A new approach to the treatment of Plantar Fasciitis
Published: 26th September, 2017
What is Plantar Fasciitis?
The plantar fascia is a band of soft tissue underneath the foot which runs between the calcaneus (heel bone) and the toes. Plantar fasciitis is characterised by pain either in the heel itself, or on the bottom of your foot. Pain is often felt when bearing weight through the foot and is generally worse first thing in the morning (first-step pain), or after an increase in general activity/exercise. In plantar fasciitis, the band of soft-tissue becomes tight and thickened which results in pain when the tissue is stretched or loaded. This can be quite debilitating and often limits normal daily activities.
How does Plantar Fasciitis occur?
There are many factors that can contribute to plantar fasciitis, but there are certain attributes that significantly increase our risk of developing the condition. There are lifestyle factors such as; starting a new activity, changing your exercise routine, wearing high heels, being on your feet for several hours a day and regularly wearing unsupportive footwear. There are also physical attributes such as; being overweight, having “flat feet”, tightness in the calf complex, having an abnormal gait pattern and having a leg-length discrepancy.
The Traditional Approach to Treatment
In the past, it was thought that the most effective way to manage plantar fasciitis was to perform regular stretches to the tissue. The aim of the stretches was to provide tension in the soft-tissue which in turn would promote the healing process. This approach did have some success in the management of the condition, however, new evidence has shown that there are more effective ways to achieve tension in the plantar fascia.
The New Approach to Treatment
A study published back in 2000, showed that plantar fascia specific stretches could generate 1% of strain in the tissue. Strain is described as the change in length of the tissue compared to its original length. However, when the Achilles tendon was loaded by exercises, the strain in the plantar fascia increased to 4% - a fourfold increase compared to the stretches!
Since then, numerous studies have used this information to test new methods of treating the plantar fascia with high-load strength training. Specific sets of exercises aiming to increase the efficacy of tissue adaptation in the plantar fascia have been used and proved successful. Research is still ongoing testing different types of exercises against each other, but we now know for sure that loading the plantar fascia with strength training exercises can be used to treat plantar fasciitis.

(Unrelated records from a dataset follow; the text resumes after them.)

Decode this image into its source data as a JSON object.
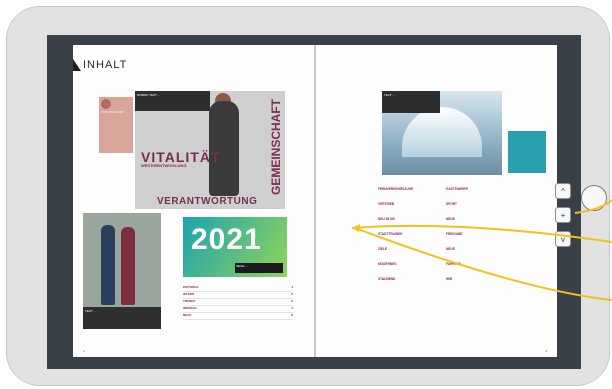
{
  "left_page": {
    "title": "INHALT",
    "sidebox": "3 STUNDEN MIT ...",
    "hero_strip": "RUBRIK TEXT ...",
    "vitalitaet": "VITALITÄT",
    "vitalitaet_sub": "WEITERENTWICKLUNG",
    "gemeinschaft": "GEMEINSCHAFT",
    "verantwortung": "VERANTWORTUNG",
    "team_caption": "TEXT ...",
    "year": "2021",
    "year_label": "NEUE ...",
    "toc": [
      {
        "key": "EDITORIAL",
        "text": "",
        "num": "4"
      },
      {
        "key": "INTERN",
        "text": "",
        "num": "5"
      },
      {
        "key": "TRENDS",
        "text": "",
        "num": "6"
      },
      {
        "key": "IMPRESS",
        "text": "",
        "num": "7"
      },
      {
        "key": "NEUE",
        "text": "",
        "num": "8"
      }
    ],
    "page_no": "2"
  },
  "right_page": {
    "train_strip": "TEXT ...",
    "teal_box": "...",
    "col1": [
      {
        "h": "FERNVERKEHRSZUGE",
        "t": ""
      },
      {
        "h": "VERTRIEB",
        "t": ""
      },
      {
        "h": "NEU IM DB",
        "t": ""
      },
      {
        "h": "STADTTRAINEE",
        "t": ""
      },
      {
        "h": "ZIELE",
        "t": ""
      },
      {
        "h": "MODERNES",
        "t": ""
      },
      {
        "h": "STAUNEND",
        "t": ""
      }
    ],
    "col2": [
      {
        "h": "GASTFAHRER",
        "t": ""
      },
      {
        "h": "SPORT",
        "t": ""
      },
      {
        "h": "NEUE",
        "t": ""
      },
      {
        "h": "FREIGABE",
        "t": ""
      },
      {
        "h": "NEUE",
        "t": ""
      },
      {
        "h": "FAHRTEN",
        "t": ""
      },
      {
        "h": "WIR",
        "t": ""
      }
    ],
    "page_no": "3"
  },
  "controls": {
    "up_label": "^",
    "plus_label": "+",
    "down_label": "v"
  }
}
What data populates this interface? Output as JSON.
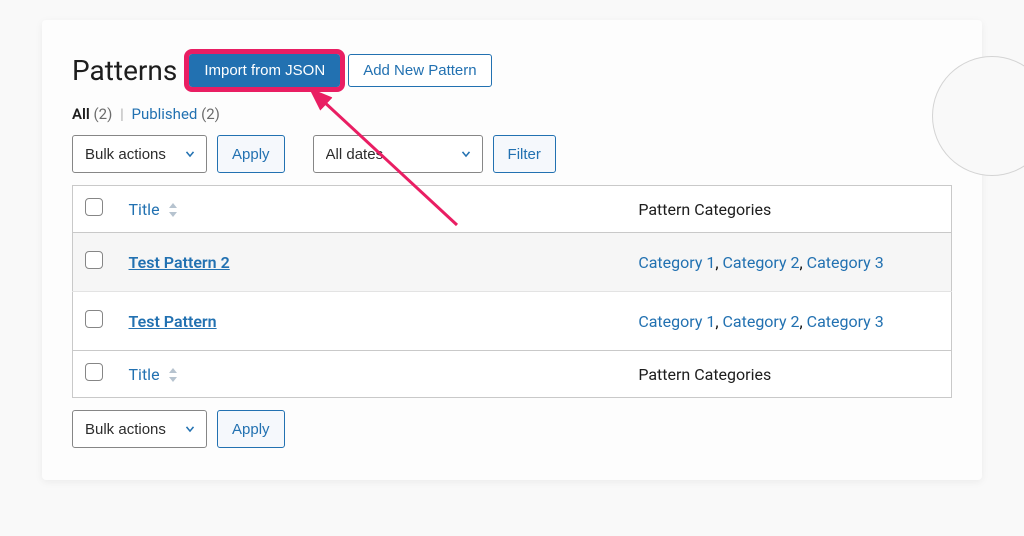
{
  "page": {
    "title": "Patterns"
  },
  "header_buttons": {
    "import_json": "Import from JSON",
    "add_new": "Add New Pattern"
  },
  "views": {
    "all_label": "All",
    "all_count": "(2)",
    "published_label": "Published",
    "published_count": "(2)"
  },
  "bulk": {
    "label": "Bulk actions",
    "apply": "Apply"
  },
  "dates": {
    "label": "All dates",
    "filter": "Filter"
  },
  "columns": {
    "title": "Title",
    "categories": "Pattern Categories"
  },
  "rows": [
    {
      "title": "Test Pattern 2",
      "categories": [
        "Category 1",
        "Category 2",
        "Category 3"
      ]
    },
    {
      "title": "Test Pattern",
      "categories": [
        "Category 1",
        "Category 2",
        "Category 3"
      ]
    }
  ]
}
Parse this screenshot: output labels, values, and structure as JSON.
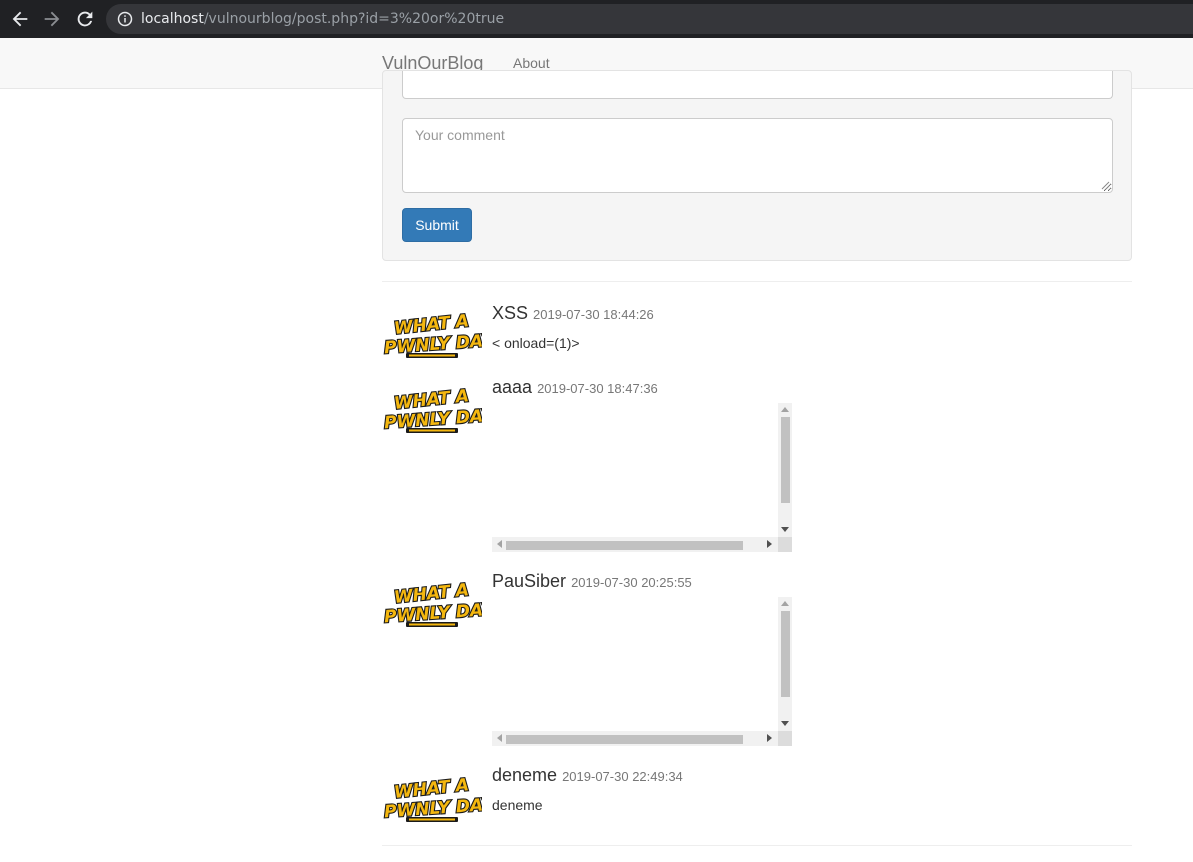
{
  "browser": {
    "url_host": "localhost",
    "url_path": "/vulnourblog/post.php?id=3%20or%20true"
  },
  "navbar": {
    "brand": "VulnOurBlog",
    "links": [
      "About"
    ]
  },
  "comment_form": {
    "comment_placeholder": "Your comment",
    "submit_label": "Submit"
  },
  "avatar_alt": "WHAT A PWNLY DAY",
  "comments": [
    {
      "author": "XSS",
      "date": "2019-07-30 18:44:26",
      "text": "< onload=(1)>"
    },
    {
      "author": "aaaa",
      "date": "2019-07-30 18:47:36",
      "text": ""
    },
    {
      "author": "PauSiber",
      "date": "2019-07-30 20:25:55",
      "text": ""
    },
    {
      "author": "deneme",
      "date": "2019-07-30 22:49:34",
      "text": "deneme"
    }
  ],
  "colors": {
    "primary": "#337ab7",
    "logo_yellow": "#f4b70f",
    "chrome_bg": "#202124"
  }
}
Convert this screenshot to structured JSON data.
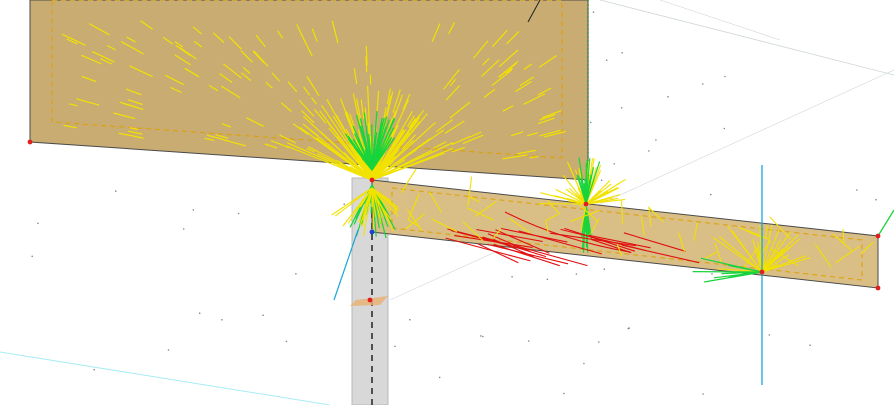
{
  "viewport": {
    "description_label": "",
    "background_color": "#ffffff"
  },
  "colors": {
    "surface_fill": "#c8ac72",
    "surface_fill_light": "#d9be86",
    "edge_line": "#4a4a4a",
    "dashed_outline": "#e0a000",
    "vector_yellow": "#f2e200",
    "vector_green": "#19d43c",
    "vector_red": "#e01010",
    "vector_cyan": "#1aa6d8",
    "node_red": "#e02020",
    "node_blue": "#2040d0",
    "column_fill": "#d8d8d8",
    "grid_line": "#cfd6da",
    "grid_line_cyan": "#a8ecf4"
  }
}
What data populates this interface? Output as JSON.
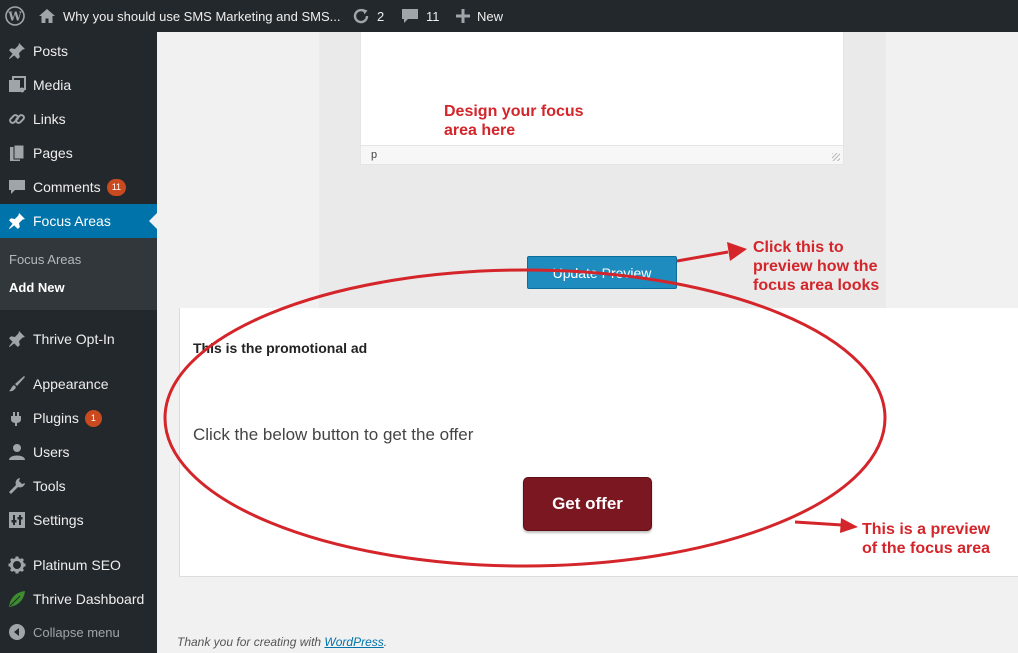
{
  "admin_bar": {
    "wp_logo_icon": "wordpress-logo-icon",
    "site_title": "Why you should use SMS Marketing and SMS...",
    "updates_count": "2",
    "comments_count": "11",
    "new_label": "New"
  },
  "sidebar": {
    "items": [
      {
        "label": "Posts",
        "icon": "pin-icon"
      },
      {
        "label": "Media",
        "icon": "media-icon"
      },
      {
        "label": "Links",
        "icon": "link-icon"
      },
      {
        "label": "Pages",
        "icon": "pages-icon"
      },
      {
        "label": "Comments",
        "icon": "comment-icon",
        "badge": "11"
      },
      {
        "label": "Focus Areas",
        "icon": "pin-icon",
        "current": true
      },
      {
        "label": "Thrive Opt-In",
        "icon": "pin-icon"
      },
      {
        "label": "Appearance",
        "icon": "paintbrush-icon"
      },
      {
        "label": "Plugins",
        "icon": "plugin-icon",
        "badge": "1"
      },
      {
        "label": "Users",
        "icon": "users-icon"
      },
      {
        "label": "Tools",
        "icon": "wrench-icon"
      },
      {
        "label": "Settings",
        "icon": "settings-icon"
      },
      {
        "label": "Platinum SEO",
        "icon": "gear-icon"
      },
      {
        "label": "Thrive Dashboard",
        "icon": "leaf-icon"
      }
    ],
    "submenu": [
      "Focus Areas",
      "Add New"
    ],
    "collapse_label": "Collapse menu"
  },
  "editor": {
    "note": "Design your focus area here",
    "status_path": "p"
  },
  "update_button": "Update Preview",
  "preview": {
    "title": "This is the promotional ad",
    "text": "Click the below button to get the offer",
    "button": "Get offer"
  },
  "annotations": {
    "click_note": "Click this to preview how the focus area looks",
    "preview_note": "This is a preview of the focus area",
    "color": "#d3252a"
  },
  "footer": {
    "prefix": "Thank you for creating with ",
    "link": "WordPress",
    "suffix": "."
  }
}
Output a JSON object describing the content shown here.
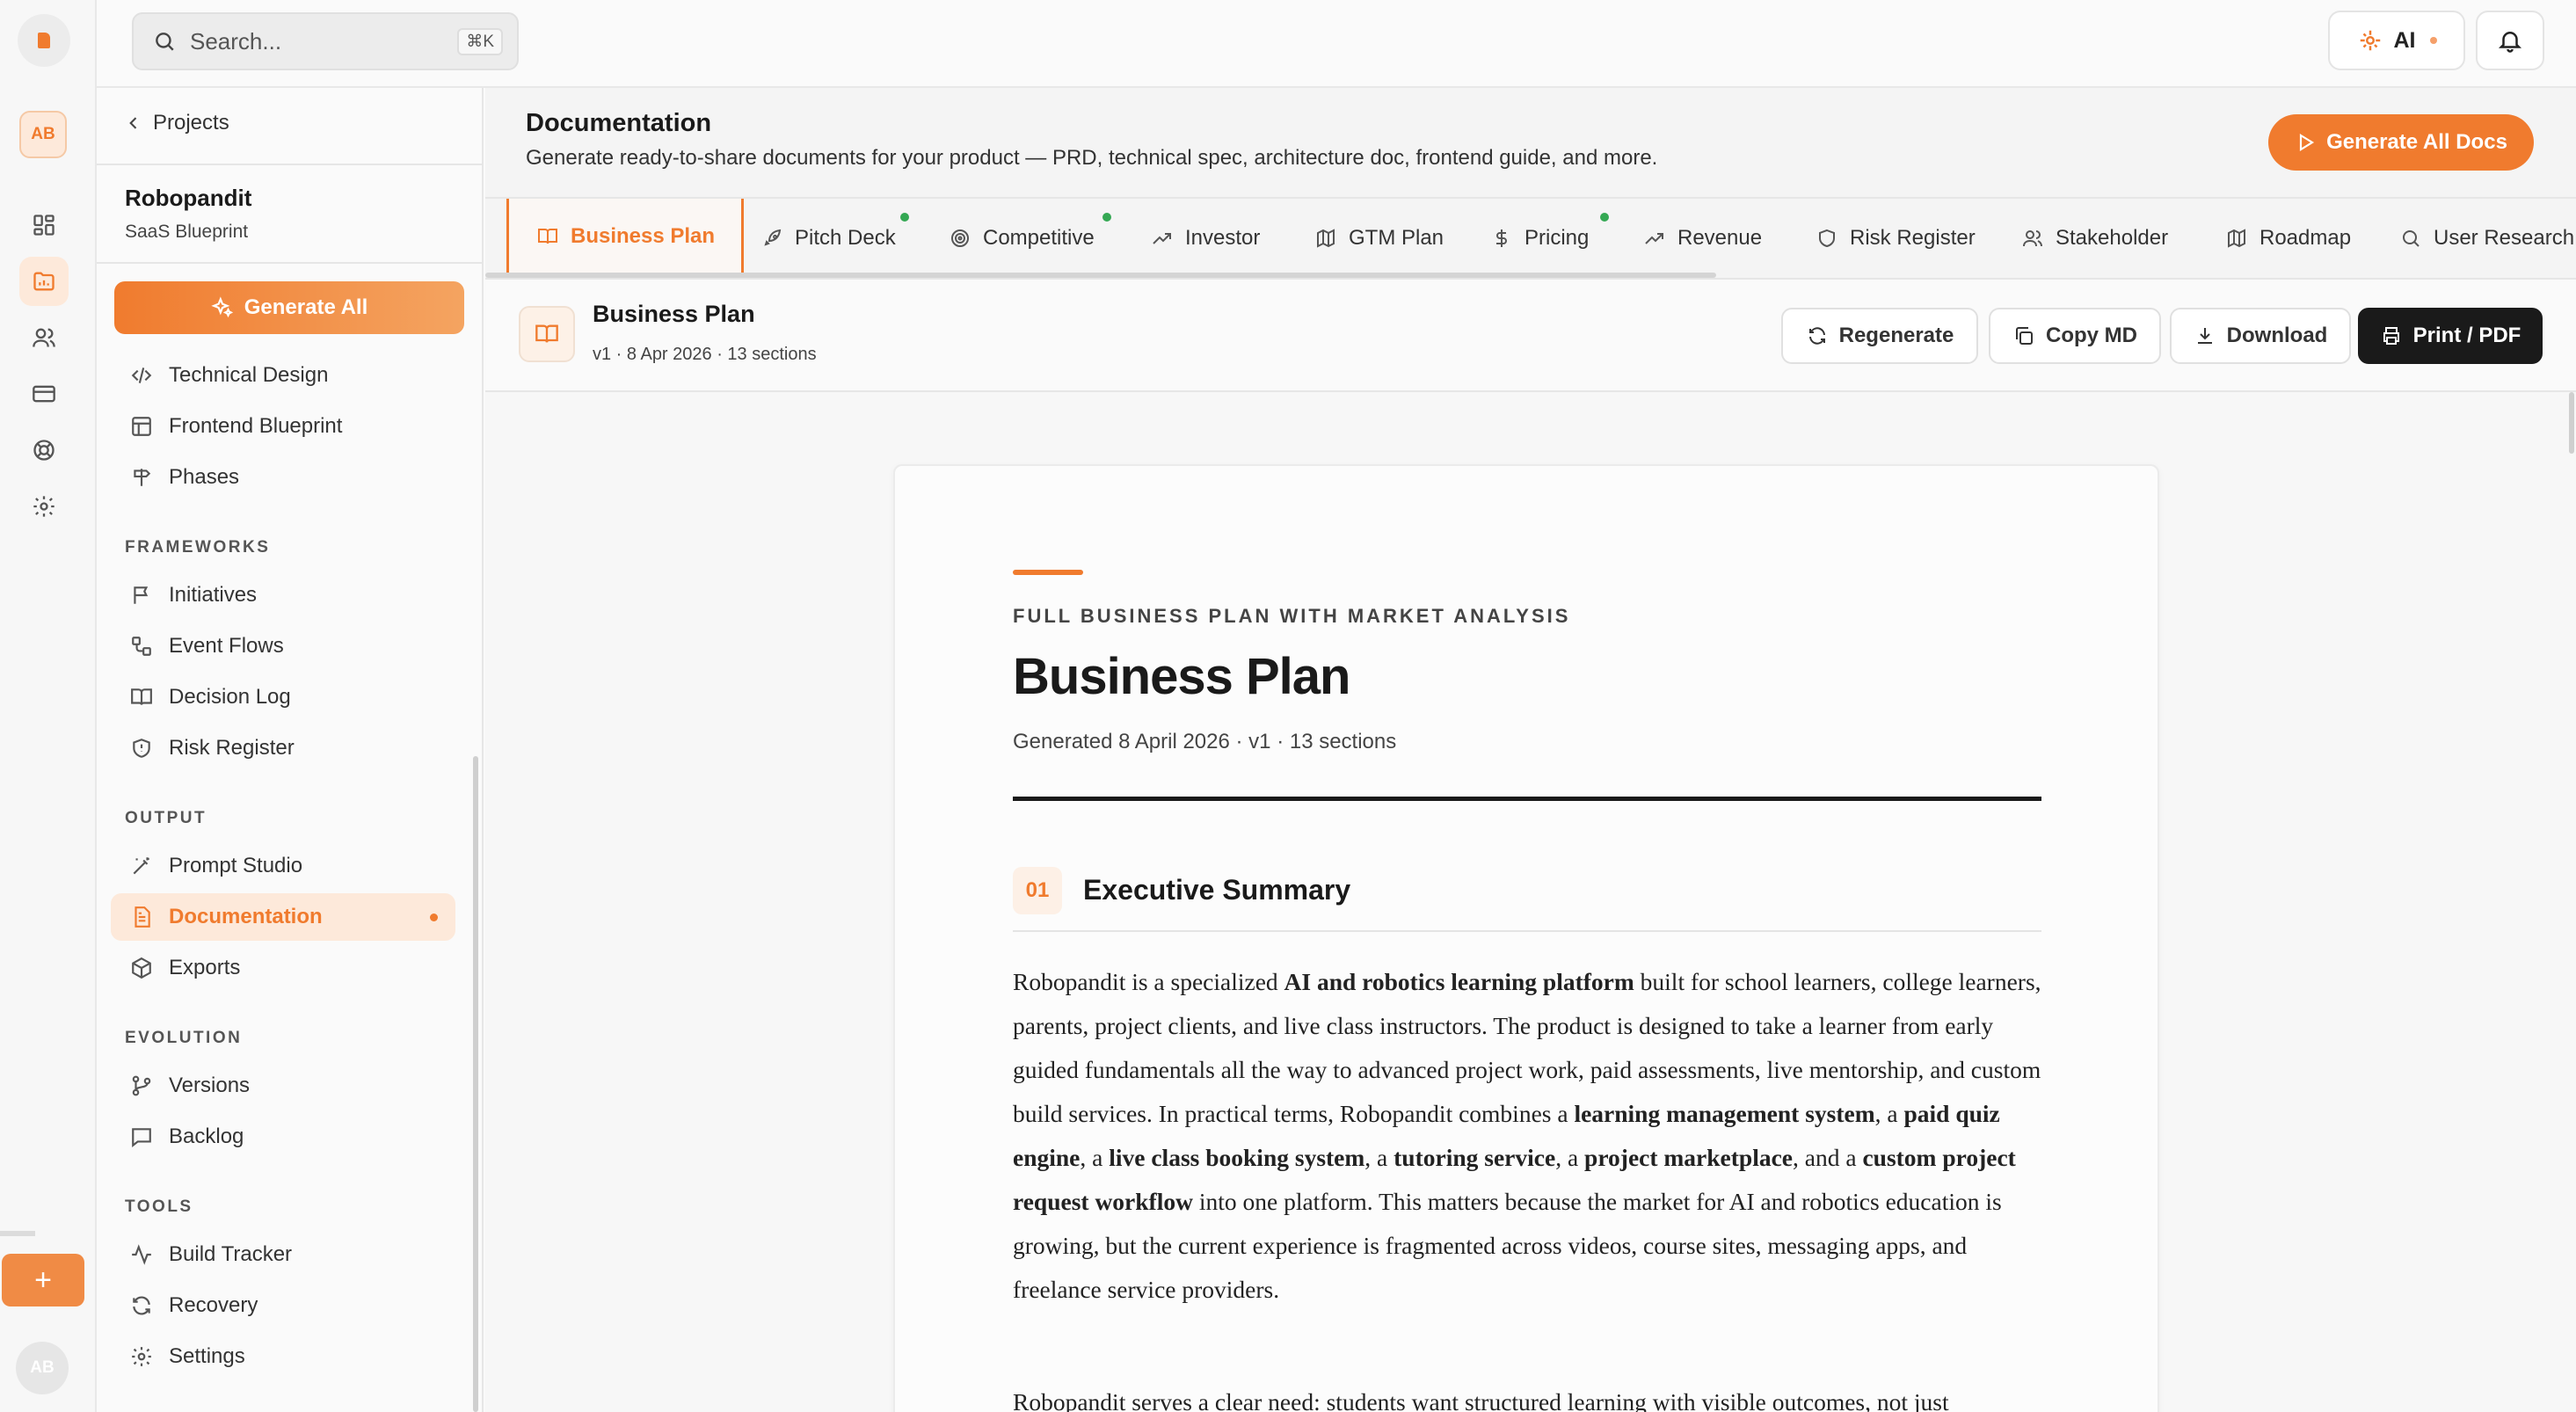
{
  "topbar": {
    "search_placeholder": "Search...",
    "search_shortcut": "⌘K",
    "ai_label": "AI"
  },
  "rail": {
    "top_avatar": "AB",
    "bottom_avatar": "AB",
    "icons": [
      "grid-icon",
      "folder-icon",
      "users-icon",
      "card-icon",
      "lifebuoy-icon",
      "gear-icon"
    ],
    "add_label": "+"
  },
  "sidebar": {
    "back_label": "Projects",
    "project_name": "Robopandit",
    "project_type": "SaaS Blueprint",
    "generate_all": "Generate All",
    "items_top": [
      "Technical Design",
      "Frontend Blueprint",
      "Phases"
    ],
    "sections": {
      "frameworks": "FRAMEWORKS",
      "output": "OUTPUT",
      "evolution": "EVOLUTION",
      "tools": "TOOLS"
    },
    "frameworks": [
      "Initiatives",
      "Event Flows",
      "Decision Log",
      "Risk Register"
    ],
    "output": [
      "Prompt Studio",
      "Documentation",
      "Exports"
    ],
    "evolution": [
      "Versions",
      "Backlog"
    ],
    "tools": [
      "Build Tracker",
      "Recovery",
      "Settings"
    ]
  },
  "header": {
    "title": "Documentation",
    "subtitle": "Generate ready-to-share documents for your product — PRD, technical spec, architecture doc, frontend guide, and more.",
    "generate_all_docs": "Generate All Docs"
  },
  "tabs": [
    "Business Plan",
    "Pitch Deck",
    "Competitive",
    "Investor",
    "GTM Plan",
    "Pricing",
    "Revenue",
    "Risk Register",
    "Stakeholder",
    "Roadmap",
    "User Research"
  ],
  "doc": {
    "name": "Business Plan",
    "meta": "v1 · 8 Apr 2026 · 13 sections",
    "actions": {
      "regenerate": "Regenerate",
      "copy_md": "Copy MD",
      "download": "Download",
      "print": "Print / PDF"
    }
  },
  "paper": {
    "kicker": "FULL BUSINESS PLAN WITH MARKET ANALYSIS",
    "title": "Business Plan",
    "meta": "Generated 8 April 2026 · v1 · 13 sections",
    "section_num": "01",
    "section_title": "Executive Summary",
    "p1": [
      {
        "t": "Robopandit is a specialized ",
        "b": false
      },
      {
        "t": "AI and robotics learning platform",
        "b": true
      },
      {
        "t": " built for school learners, college learners, parents, project clients, and live class instructors. The product is designed to take a learner from early guided fundamentals all the way to advanced project work, paid assessments, live mentorship, and custom build services. In practical terms, Robopandit combines a ",
        "b": false
      },
      {
        "t": "learning management system",
        "b": true
      },
      {
        "t": ", a ",
        "b": false
      },
      {
        "t": "paid quiz engine",
        "b": true
      },
      {
        "t": ", a ",
        "b": false
      },
      {
        "t": "live class booking system",
        "b": true
      },
      {
        "t": ", a ",
        "b": false
      },
      {
        "t": "tutoring service",
        "b": true
      },
      {
        "t": ", a ",
        "b": false
      },
      {
        "t": "project marketplace",
        "b": true
      },
      {
        "t": ", and a ",
        "b": false
      },
      {
        "t": "custom project request workflow",
        "b": true
      },
      {
        "t": " into one platform. This matters because the market for AI and robotics education is growing, but the current experience is fragmented across videos, course sites, messaging apps, and freelance service providers.",
        "b": false
      }
    ],
    "p2": "Robopandit serves a clear need: students want structured learning with visible outcomes, not just"
  },
  "colors": {
    "accent": "#f07b2e",
    "accent_soft": "#fde9da",
    "dark": "#1a1a1a",
    "green": "#34a853"
  }
}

Where can I get help for my Plantar Fasciitis?
Due to the complex nature of how plantar fasciitis can occur, a Physiotherapist will need to take a detailed history of all your daily activities, change in routines and history of symptoms. They can then advise you on how best to manage your symptoms in the short-term, and provide you with an individualised exercise programme depending on your current level of function and the goals that you would like to achieve.